-The only tough task is to understand the approximation in 3rd last step.

• Ivan's answer was sufficient. – Archer Apr 19 '18 at 8:37
• He just gave hints.The above answer is complete workup. – Ritwik Das Apr 19 '18 at 8:37
• The answer was accepted which means the OP was able to do the working himself. It's just about solving a quadratic. – Archer Apr 19 '18 at 8:39
• Hey Ritwik, thanks for your answer! Unfortunately though, most of what you wrote is already covered by Ivan's answer. Only a quadratic equation needed to be solved, as Abcd also said. The only new thing I see is a simple statement: "$K_1<C_2$ (magnitude wise)". Perhaps, that was better suited as a comment on Ivan's answer instead? || Also, we support mathjax on our site. You needn't paste photos of math expressions, head over here to learn more. Thanks! – Gaurang Tandon Apr 19 '18 at 9:11

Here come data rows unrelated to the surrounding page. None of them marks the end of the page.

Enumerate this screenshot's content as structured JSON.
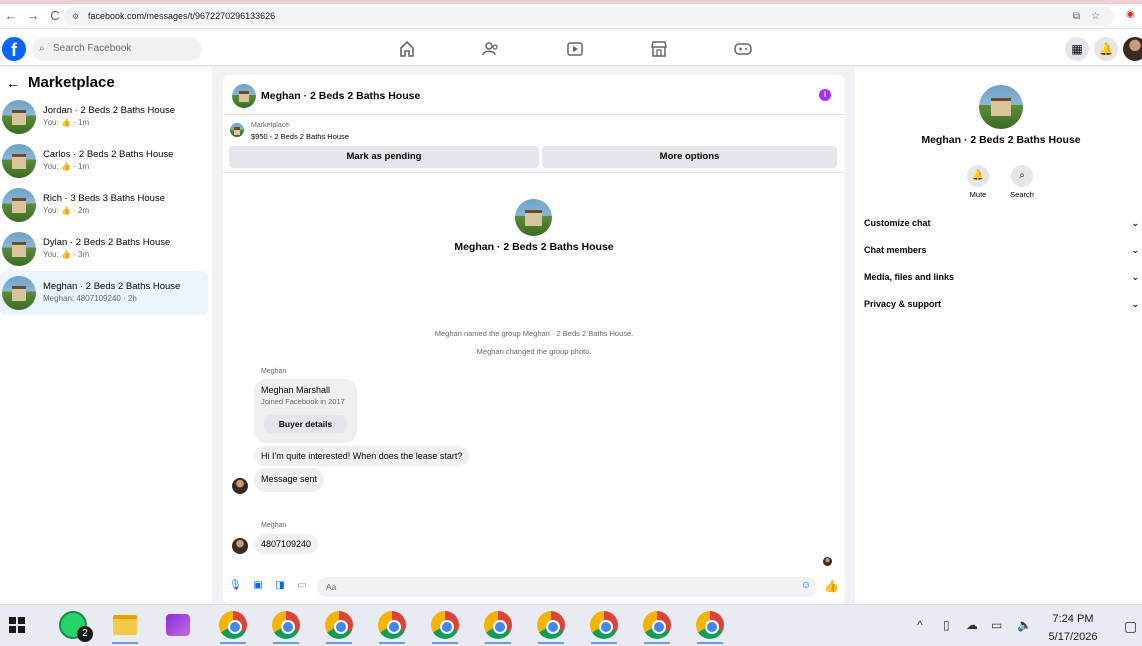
{
  "browser": {
    "url": "facebook.com/messages/t/9672270296133626",
    "nav_back": "←",
    "nav_forward": "→",
    "nav_reload": "C"
  },
  "header": {
    "logo": "f",
    "search_placeholder": "Search Facebook",
    "nav_icons": [
      "home-icon",
      "friends-icon",
      "video-icon",
      "marketplace-icon",
      "gaming-icon"
    ],
    "right_icons": [
      "apps-grid-icon",
      "notifications-bell-icon",
      "profile-avatar"
    ]
  },
  "left_panel": {
    "back_arrow": "←",
    "title": "Marketplace",
    "conversations": [
      {
        "title": "Jordan · 2 Beds 2 Baths House",
        "subtitle": "You: 👍 · 1m"
      },
      {
        "title": "Carlos · 2 Beds 2 Baths House",
        "subtitle": "You: 👍 · 1m"
      },
      {
        "title": "Rich · 3 Beds 3 Baths House",
        "subtitle": "You: 👍 · 2m"
      },
      {
        "title": "Dylan · 2 Beds 2 Baths House",
        "subtitle": "You: 👍 · 3m"
      },
      {
        "title": "Meghan · 2 Beds 2 Baths House",
        "subtitle": "Meghan: 4807109240 · 2h"
      }
    ]
  },
  "chat": {
    "title": "Meghan · 2 Beds 2 Baths House",
    "info_icon": "i",
    "listing_source": "Marketplace",
    "listing_text": "$950 - 2 Beds 2 Baths House",
    "mark_pending": "Mark as pending",
    "more_options": "More options",
    "big_title": "Meghan · 2 Beds 2 Baths House",
    "system_messages": [
      "Meghan named the group Meghan · 2 Beds 2 Baths House.",
      "Meghan changed the group photo."
    ],
    "sender_label_1": "Meghan",
    "buyer_name": "Meghan Marshall",
    "buyer_joined": "Joined Facebook in 2017",
    "buyer_details": "Buyer details",
    "message_1": "Hi I'm quite interested! When does the lease start?",
    "message_2": "Message sent",
    "sender_label_2": "Meghan",
    "message_3": "4807109240",
    "composer_placeholder": "Aa"
  },
  "right_panel": {
    "title": "Meghan · 2 Beds 2 Baths House",
    "mute": "Mute",
    "search": "Search",
    "sections": [
      "Customize chat",
      "Chat members",
      "Media, files and links",
      "Privacy & support"
    ]
  },
  "taskbar": {
    "whatsapp_badge": "2",
    "time": "7:24 PM",
    "date": "5/17/2026"
  },
  "colors": {
    "accent": "#0866ff",
    "info": "#a033ff",
    "active_conv": "#ebf5ff"
  }
}
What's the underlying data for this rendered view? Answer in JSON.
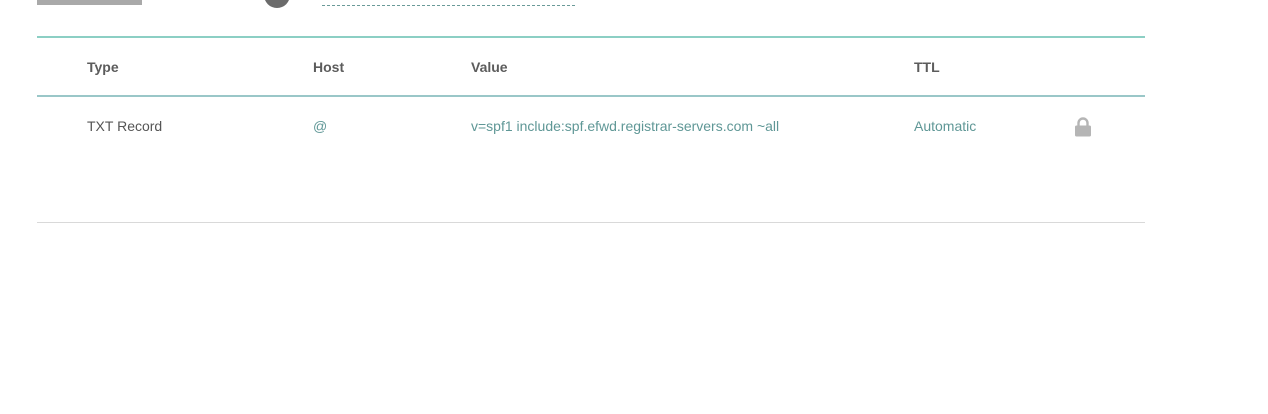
{
  "table": {
    "headers": {
      "type": "Type",
      "host": "Host",
      "value": "Value",
      "ttl": "TTL"
    },
    "rows": [
      {
        "type": "TXT Record",
        "host": "@",
        "value": "v=spf1 include:spf.efwd.registrar-servers.com ~all",
        "ttl": "Automatic",
        "icon": "lock-icon"
      }
    ]
  },
  "colors": {
    "accent": "#5f9796",
    "header_border": "#8ccfc4",
    "text": "#555555",
    "icon": "#b5b5b5"
  }
}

It should be noted that this formula is applicable only if the acid constant of the weak acid is indeed much smaller than the concentration of the H3O+ ions formed in the protolyzation of the strong acid. This is because the formula uses the approximation K1 << C2 in the derivation.

For example, if:

$$K_1 = 5 \cdot 10^{-2},$$

and the

$$C_2 = 0.01 M,$$

then the suggested formula is not valid, which is obviously because the used approximation (K1 << C2) does not hold.